Honokohau is not mismanaged. During the past seven years, the Lingle-Aiona Administration has implemented more than $100 million in capital improvements in small boat harbors across the state. Honokohau is currently receiving almost $2 million in road, water and electrical capital improvements this year. The slip holders in Honokohau have seen the benefit of all their fees put into the harbor and more.

While the slip holders complain that their facility does not look like the private marinas, they need to understand that they are not paying market rates for their slips. This is not mismanagement. Not one of the boaters with slips in small boat harbors is paying market rate for slips. DLNR has recently adopted a five-year step increase in slip fees, but even with the planned increases, these slips will continue to be subsidized.

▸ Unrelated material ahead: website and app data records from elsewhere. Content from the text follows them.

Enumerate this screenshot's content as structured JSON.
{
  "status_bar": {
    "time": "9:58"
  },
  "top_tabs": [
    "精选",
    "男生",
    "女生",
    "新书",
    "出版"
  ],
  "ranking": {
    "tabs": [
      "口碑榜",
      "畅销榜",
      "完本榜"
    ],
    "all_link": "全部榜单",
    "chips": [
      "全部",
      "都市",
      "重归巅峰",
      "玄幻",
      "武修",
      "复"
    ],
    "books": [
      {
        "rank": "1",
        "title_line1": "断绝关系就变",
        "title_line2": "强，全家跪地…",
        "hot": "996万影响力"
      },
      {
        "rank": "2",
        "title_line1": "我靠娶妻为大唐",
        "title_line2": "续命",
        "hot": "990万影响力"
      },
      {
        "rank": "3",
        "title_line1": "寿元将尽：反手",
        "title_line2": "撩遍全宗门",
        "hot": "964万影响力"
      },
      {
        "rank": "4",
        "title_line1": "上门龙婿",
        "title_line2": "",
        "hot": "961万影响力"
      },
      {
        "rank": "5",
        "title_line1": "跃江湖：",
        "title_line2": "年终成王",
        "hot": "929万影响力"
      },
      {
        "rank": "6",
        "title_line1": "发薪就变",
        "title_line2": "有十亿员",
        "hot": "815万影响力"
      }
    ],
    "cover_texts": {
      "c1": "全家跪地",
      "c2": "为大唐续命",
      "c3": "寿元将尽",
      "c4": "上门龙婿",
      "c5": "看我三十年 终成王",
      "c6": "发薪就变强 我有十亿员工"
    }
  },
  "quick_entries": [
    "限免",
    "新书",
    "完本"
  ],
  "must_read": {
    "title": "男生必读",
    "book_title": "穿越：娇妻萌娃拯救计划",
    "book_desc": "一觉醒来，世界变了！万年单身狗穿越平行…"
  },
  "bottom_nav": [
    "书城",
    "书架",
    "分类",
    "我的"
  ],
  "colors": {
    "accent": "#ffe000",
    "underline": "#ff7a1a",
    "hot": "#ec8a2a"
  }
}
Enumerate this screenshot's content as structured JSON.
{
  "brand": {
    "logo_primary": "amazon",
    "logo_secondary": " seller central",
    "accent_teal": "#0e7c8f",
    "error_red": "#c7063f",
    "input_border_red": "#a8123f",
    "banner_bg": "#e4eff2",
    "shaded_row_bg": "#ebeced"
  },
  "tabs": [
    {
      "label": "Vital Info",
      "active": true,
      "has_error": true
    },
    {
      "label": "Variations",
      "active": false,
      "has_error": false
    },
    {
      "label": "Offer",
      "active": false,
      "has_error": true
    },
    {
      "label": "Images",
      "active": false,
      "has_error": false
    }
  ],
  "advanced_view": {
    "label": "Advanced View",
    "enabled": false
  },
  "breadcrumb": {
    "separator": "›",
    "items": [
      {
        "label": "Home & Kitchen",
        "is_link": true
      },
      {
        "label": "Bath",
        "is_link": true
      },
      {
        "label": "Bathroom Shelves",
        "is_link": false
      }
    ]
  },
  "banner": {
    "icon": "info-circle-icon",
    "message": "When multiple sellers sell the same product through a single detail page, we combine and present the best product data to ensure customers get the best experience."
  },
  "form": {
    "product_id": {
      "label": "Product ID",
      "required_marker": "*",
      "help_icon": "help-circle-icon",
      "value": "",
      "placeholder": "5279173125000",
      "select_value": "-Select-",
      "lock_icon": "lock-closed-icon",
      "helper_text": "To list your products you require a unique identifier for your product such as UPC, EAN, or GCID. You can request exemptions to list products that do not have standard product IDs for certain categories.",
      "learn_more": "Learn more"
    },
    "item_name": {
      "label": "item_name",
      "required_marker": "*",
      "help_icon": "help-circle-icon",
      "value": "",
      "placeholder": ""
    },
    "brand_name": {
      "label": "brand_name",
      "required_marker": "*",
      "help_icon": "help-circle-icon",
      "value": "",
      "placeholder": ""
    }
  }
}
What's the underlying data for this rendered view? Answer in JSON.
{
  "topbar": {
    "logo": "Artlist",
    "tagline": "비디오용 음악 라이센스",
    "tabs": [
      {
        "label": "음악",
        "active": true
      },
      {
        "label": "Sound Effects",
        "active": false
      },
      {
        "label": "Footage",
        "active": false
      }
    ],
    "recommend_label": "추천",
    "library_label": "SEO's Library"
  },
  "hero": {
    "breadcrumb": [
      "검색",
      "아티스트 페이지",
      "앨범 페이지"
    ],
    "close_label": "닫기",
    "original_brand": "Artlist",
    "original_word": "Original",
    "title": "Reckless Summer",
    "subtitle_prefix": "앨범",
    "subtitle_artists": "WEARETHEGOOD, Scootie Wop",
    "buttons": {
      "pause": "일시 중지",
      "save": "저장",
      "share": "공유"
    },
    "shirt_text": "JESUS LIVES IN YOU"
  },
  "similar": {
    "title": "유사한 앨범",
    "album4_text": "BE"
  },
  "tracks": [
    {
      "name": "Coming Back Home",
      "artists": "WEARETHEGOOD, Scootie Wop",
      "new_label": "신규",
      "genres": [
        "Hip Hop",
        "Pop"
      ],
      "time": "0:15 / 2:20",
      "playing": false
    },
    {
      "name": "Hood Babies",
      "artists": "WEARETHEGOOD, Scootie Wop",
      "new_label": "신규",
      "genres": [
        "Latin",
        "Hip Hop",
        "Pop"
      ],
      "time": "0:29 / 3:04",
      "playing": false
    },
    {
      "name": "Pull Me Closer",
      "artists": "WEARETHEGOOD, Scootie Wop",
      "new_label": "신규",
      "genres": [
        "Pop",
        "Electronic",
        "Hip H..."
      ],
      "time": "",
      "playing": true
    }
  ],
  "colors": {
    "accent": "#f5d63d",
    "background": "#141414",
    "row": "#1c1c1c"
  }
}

This is only possible through our statewide system of funding.
     The charge of mismanagement is merely an attempt to distract people from the fact that boating fees do not cover the cost of the program and that boaters do not support paying the same rate as their peers in private harbors. What the Honokohau boaters are really claiming is that they are entitled to an even greater subsidy than they already receive - even if it comes at the expense of the majority of other Hawaii residents accessing the ocean through the majority of boating facilities.

Hannemann should stop making statements that are simply untrue. He should stop denigrating DLNR's hard-working employees by calling for a "cleaning house" of the department. While I will be leaving at the end of the year, our civil service employees, who have performed admirably, will stay on and continue executing their jobs.

Finally, Hannemann needs a better understanding of this program before making promises that unfairly benefit a select few and negatively impact so may people across the state. That is, unless he plans on increasing taxes or fees on everyone else to offset the increased subsidy to Honokohau.

Laura Thielen


State Dept. of Land and Natural Resources